*Problem*
From the first line to the last, write out the records below exactly as they appear.

*Data supplied*
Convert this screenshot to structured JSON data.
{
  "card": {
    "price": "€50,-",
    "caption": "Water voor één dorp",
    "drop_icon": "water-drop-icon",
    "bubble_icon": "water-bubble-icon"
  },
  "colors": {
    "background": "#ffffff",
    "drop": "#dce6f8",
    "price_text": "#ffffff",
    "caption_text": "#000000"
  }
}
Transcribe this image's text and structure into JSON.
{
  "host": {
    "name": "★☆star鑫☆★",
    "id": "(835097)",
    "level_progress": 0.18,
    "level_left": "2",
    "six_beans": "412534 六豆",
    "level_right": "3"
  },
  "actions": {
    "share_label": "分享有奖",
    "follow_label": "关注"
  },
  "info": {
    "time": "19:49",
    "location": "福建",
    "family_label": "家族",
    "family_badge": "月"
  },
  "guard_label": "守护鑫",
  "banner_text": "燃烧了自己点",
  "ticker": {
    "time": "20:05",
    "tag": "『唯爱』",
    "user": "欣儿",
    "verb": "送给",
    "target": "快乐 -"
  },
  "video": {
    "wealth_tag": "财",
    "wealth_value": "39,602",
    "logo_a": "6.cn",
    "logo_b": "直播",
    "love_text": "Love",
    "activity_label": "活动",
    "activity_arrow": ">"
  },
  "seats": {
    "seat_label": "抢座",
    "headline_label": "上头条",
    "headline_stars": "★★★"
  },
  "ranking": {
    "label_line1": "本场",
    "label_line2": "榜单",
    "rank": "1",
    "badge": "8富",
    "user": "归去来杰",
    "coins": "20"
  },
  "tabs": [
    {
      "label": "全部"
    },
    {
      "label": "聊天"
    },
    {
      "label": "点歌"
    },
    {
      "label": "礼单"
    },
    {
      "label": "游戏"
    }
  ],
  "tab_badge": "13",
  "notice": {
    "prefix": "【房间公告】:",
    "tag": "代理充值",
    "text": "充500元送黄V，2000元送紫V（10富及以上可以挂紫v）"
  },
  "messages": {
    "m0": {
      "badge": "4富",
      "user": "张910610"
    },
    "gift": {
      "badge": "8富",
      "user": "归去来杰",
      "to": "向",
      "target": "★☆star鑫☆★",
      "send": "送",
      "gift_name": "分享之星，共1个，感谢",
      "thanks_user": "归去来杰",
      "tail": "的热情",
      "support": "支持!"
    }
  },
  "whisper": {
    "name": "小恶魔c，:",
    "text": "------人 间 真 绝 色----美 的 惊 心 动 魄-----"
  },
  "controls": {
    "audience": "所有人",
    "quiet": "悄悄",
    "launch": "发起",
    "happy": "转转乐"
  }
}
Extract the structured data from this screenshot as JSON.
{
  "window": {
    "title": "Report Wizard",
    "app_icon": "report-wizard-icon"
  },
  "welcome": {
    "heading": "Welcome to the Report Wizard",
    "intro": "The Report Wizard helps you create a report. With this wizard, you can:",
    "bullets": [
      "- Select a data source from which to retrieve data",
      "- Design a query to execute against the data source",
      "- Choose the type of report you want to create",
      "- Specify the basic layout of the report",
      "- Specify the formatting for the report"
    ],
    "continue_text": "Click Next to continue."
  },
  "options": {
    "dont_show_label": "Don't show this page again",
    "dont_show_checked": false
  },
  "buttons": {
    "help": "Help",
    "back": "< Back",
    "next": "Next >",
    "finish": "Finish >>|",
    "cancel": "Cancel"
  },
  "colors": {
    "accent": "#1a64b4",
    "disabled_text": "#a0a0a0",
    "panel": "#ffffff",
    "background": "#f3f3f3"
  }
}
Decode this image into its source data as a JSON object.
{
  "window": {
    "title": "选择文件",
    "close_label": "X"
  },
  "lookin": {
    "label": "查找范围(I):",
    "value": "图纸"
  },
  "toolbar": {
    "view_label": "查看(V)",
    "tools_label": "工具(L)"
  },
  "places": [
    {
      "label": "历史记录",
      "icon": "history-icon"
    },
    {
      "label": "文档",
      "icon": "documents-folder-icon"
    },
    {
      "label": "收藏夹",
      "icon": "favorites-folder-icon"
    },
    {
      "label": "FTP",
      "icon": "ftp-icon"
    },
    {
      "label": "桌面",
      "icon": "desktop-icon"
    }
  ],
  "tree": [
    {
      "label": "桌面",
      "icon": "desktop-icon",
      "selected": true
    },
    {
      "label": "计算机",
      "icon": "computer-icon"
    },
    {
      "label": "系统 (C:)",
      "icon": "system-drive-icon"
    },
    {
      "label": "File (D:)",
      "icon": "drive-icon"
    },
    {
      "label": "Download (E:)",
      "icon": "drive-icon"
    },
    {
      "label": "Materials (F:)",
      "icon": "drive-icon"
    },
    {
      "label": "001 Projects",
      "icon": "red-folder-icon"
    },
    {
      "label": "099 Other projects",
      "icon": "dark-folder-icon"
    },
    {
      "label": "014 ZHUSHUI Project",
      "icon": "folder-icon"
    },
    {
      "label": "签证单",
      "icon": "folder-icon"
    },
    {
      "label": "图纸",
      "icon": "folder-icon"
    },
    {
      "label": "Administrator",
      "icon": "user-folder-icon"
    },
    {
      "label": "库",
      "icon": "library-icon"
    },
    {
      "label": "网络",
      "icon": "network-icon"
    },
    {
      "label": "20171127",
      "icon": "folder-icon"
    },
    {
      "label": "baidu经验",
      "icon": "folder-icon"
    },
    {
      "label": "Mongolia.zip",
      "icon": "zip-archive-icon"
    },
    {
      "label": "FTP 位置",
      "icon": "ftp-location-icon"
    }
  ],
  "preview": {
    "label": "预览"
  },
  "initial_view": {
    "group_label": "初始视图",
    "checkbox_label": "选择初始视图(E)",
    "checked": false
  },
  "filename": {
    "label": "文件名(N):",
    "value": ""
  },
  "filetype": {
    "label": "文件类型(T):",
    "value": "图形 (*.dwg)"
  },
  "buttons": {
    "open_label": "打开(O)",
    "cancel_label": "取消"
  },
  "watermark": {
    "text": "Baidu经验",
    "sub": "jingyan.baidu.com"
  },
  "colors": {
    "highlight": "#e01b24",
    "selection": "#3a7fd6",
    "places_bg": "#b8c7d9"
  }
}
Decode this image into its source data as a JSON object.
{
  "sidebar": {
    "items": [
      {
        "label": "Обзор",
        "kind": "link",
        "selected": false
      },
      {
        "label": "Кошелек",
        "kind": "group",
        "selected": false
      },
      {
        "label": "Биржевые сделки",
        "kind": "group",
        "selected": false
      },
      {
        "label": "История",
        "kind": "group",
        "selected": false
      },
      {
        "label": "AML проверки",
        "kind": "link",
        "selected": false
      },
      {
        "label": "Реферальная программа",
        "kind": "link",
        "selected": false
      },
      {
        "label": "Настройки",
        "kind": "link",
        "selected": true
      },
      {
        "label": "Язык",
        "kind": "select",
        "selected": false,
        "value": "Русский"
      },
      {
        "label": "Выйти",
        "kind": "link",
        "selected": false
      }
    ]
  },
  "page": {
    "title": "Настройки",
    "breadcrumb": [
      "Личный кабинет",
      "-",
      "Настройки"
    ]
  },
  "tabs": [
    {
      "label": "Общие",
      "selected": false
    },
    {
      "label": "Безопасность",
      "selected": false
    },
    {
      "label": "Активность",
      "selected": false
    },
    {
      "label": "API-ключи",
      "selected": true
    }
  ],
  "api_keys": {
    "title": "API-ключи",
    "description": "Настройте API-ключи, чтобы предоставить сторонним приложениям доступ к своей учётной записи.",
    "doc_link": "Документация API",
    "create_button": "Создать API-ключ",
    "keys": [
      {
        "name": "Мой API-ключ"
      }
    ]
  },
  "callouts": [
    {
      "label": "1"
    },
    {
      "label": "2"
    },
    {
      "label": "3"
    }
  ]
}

*Exercise solution*
Convert this screenshot to structured JSON data.
{
  "card": {
    "price": "€50,-",
    "caption": "Water voor één dorp",
    "drop_icon": "water-drop-icon",
    "bubble_icon": "water-bubble-icon"
  },
  "colors": {
    "background": "#ffffff",
    "drop": "#dce6f8",
    "price_text": "#ffffff",
    "caption_text": "#000000"
  }
}
Transcribe this image's text and structure into JSON.
{
  "host": {
    "name": "★☆star鑫☆★",
    "id": "(835097)",
    "level_progress": 0.18,
    "level_left": "2",
    "six_beans": "412534 六豆",
    "level_right": "3"
  },
  "actions": {
    "share_label": "分享有奖",
    "follow_label": "关注"
  },
  "info": {
    "time": "19:49",
    "location": "福建",
    "family_label": "家族",
    "family_badge": "月"
  },
  "guard_label": "守护鑫",
  "banner_text": "燃烧了自己点",
  "ticker": {
    "time": "20:05",
    "tag": "『唯爱』",
    "user": "欣儿",
    "verb": "送给",
    "target": "快乐 -"
  },
  "video": {
    "wealth_tag": "财",
    "wealth_value": "39,602",
    "logo_a": "6.cn",
    "logo_b": "直播",
    "love_text": "Love",
    "activity_label": "活动",
    "activity_arrow": ">"
  },
  "seats": {
    "seat_label": "抢座",
    "headline_label": "上头条",
    "headline_stars": "★★★"
  },
  "ranking": {
    "label_line1": "本场",
    "label_line2": "榜单",
    "rank": "1",
    "badge": "8富",
    "user": "归去来杰",
    "coins": "20"
  },
  "tabs": [
    {
      "label": "全部"
    },
    {
      "label": "聊天"
    },
    {
      "label": "点歌"
    },
    {
      "label": "礼单"
    },
    {
      "label": "游戏"
    }
  ],
  "tab_badge": "13",
  "notice": {
    "prefix": "【房间公告】:",
    "tag": "代理充值",
    "text": "充500元送黄V，2000元送紫V（10富及以上可以挂紫v）"
  },
  "messages": {
    "m0": {
      "badge": "4富",
      "user": "张910610"
    },
    "gift": {
      "badge": "8富",
      "user": "归去来杰",
      "to": "向",
      "target": "★☆star鑫☆★",
      "send": "送",
      "gift_name": "分享之星，共1个，感谢",
      "thanks_user": "归去来杰",
      "tail": "的热情",
      "support": "支持!"
    }
  },
  "whisper": {
    "name": "小恶魔c，:",
    "text": "------人 间 真 绝 色----美 的 惊 心 动 魄-----"
  },
  "controls": {
    "audience": "所有人",
    "quiet": "悄悄",
    "launch": "发起",
    "happy": "转转乐"
  }
}
Extract the structured data from this screenshot as JSON.
{
  "window": {
    "title": "Report Wizard",
    "app_icon": "report-wizard-icon"
  },
  "welcome": {
    "heading": "Welcome to the Report Wizard",
    "intro": "The Report Wizard helps you create a report. With this wizard, you can:",
    "bullets": [
      "- Select a data source from which to retrieve data",
      "- Design a query to execute against the data source",
      "- Choose the type of report you want to create",
      "- Specify the basic layout of the report",
      "- Specify the formatting for the report"
    ],
    "continue_text": "Click Next to continue."
  },
  "options": {
    "dont_show_label": "Don't show this page again",
    "dont_show_checked": false
  },
  "buttons": {
    "help": "Help",
    "back": "< Back",
    "next": "Next >",
    "finish": "Finish >>|",
    "cancel": "Cancel"
  },
  "colors": {
    "accent": "#1a64b4",
    "disabled_text": "#a0a0a0",
    "panel": "#ffffff",
    "background": "#f3f3f3"
  }
}
Decode this image into its source data as a JSON object.
{
  "window": {
    "title": "选择文件",
    "close_label": "X"
  },
  "lookin": {
    "label": "查找范围(I):",
    "value": "图纸"
  },
  "toolbar": {
    "view_label": "查看(V)",
    "tools_label": "工具(L)"
  },
  "places": [
    {
      "label": "历史记录",
      "icon": "history-icon"
    },
    {
      "label": "文档",
      "icon": "documents-folder-icon"
    },
    {
      "label": "收藏夹",
      "icon": "favorites-folder-icon"
    },
    {
      "label": "FTP",
      "icon": "ftp-icon"
    },
    {
      "label": "桌面",
      "icon": "desktop-icon"
    }
  ],
  "tree": [
    {
      "label": "桌面",
      "icon": "desktop-icon",
      "selected": true
    },
    {
      "label": "计算机",
      "icon": "computer-icon"
    },
    {
      "label": "系统 (C:)",
      "icon": "system-drive-icon"
    },
    {
      "label": "File (D:)",
      "icon": "drive-icon"
    },
    {
      "label": "Download (E:)",
      "icon": "drive-icon"
    },
    {
      "label": "Materials (F:)",
      "icon": "drive-icon"
    },
    {
      "label": "001 Projects",
      "icon": "red-folder-icon"
    },
    {
      "label": "099 Other projects",
      "icon": "dark-folder-icon"
    },
    {
      "label": "014 ZHUSHUI Project",
      "icon": "folder-icon"
    },
    {
      "label": "签证单",
      "icon": "folder-icon"
    },
    {
      "label": "图纸",
      "icon": "folder-icon"
    },
    {
      "label": "Administrator",
      "icon": "user-folder-icon"
    },
    {
      "label": "库",
      "icon": "library-icon"
    },
    {
      "label": "网络",
      "icon": "network-icon"
    },
    {
      "label": "20171127",
      "icon": "folder-icon"
    },
    {
      "label": "baidu经验",
      "icon": "folder-icon"
    },
    {
      "label": "Mongolia.zip",
      "icon": "zip-archive-icon"
    },
    {
      "label": "FTP 位置",
      "icon": "ftp-location-icon"
    }
  ],
  "preview": {
    "label": "预览"
  },
  "initial_view": {
    "group_label": "初始视图",
    "checkbox_label": "选择初始视图(E)",
    "checked": false
  },
  "filename": {
    "label": "文件名(N):",
    "value": ""
  },
  "filetype": {
    "label": "文件类型(T):",
    "value": "图形 (*.dwg)"
  },
  "buttons": {
    "open_label": "打开(O)",
    "cancel_label": "取消"
  },
  "watermark": {
    "text": "Baidu经验",
    "sub": "jingyan.baidu.com"
  },
  "colors": {
    "highlight": "#e01b24",
    "selection": "#3a7fd6",
    "places_bg": "#b8c7d9"
  }
}
Decode this image into its source data as a JSON object.
{
  "sidebar": {
    "items": [
      {
        "label": "Обзор",
        "kind": "link",
        "selected": false
      },
      {
        "label": "Кошелек",
        "kind": "group",
        "selected": false
      },
      {
        "label": "Биржевые сделки",
        "kind": "group",
        "selected": false
      },
      {
        "label": "История",
        "kind": "group",
        "selected": false
      },
      {
        "label": "AML проверки",
        "kind": "link",
        "selected": false
      },
      {
        "label": "Реферальная программа",
        "kind": "link",
        "selected": false
      },
      {
        "label": "Настройки",
        "kind": "link",
        "selected": true
      },
      {
        "label": "Язык",
        "kind": "select",
        "selected": false,
        "value": "Русский"
      },
      {
        "label": "Выйти",
        "kind": "link",
        "selected": false
      }
    ]
  },
  "page": {
    "title": "Настройки",
    "breadcrumb": [
      "Личный кабинет",
      "-",
      "Настройки"
    ]
  },
  "tabs": [
    {
      "label": "Общие",
      "selected": false
    },
    {
      "label": "Безопасность",
      "selected": false
    },
    {
      "label": "Активность",
      "selected": false
    },
    {
      "label": "API-ключи",
      "selected": true
    }
  ],
  "api_keys": {
    "title": "API-ключи",
    "description": "Настройте API-ключи, чтобы предоставить сторонним приложениям доступ к своей учётной записи.",
    "doc_link": "Документация API",
    "create_button": "Создать API-ключ",
    "keys": [
      {
        "name": "Мой API-ключ"
      }
    ]
  },
  "callouts": [
    {
      "label": "1"
    },
    {
      "label": "2"
    },
    {
      "label": "3"
    }
  ]
}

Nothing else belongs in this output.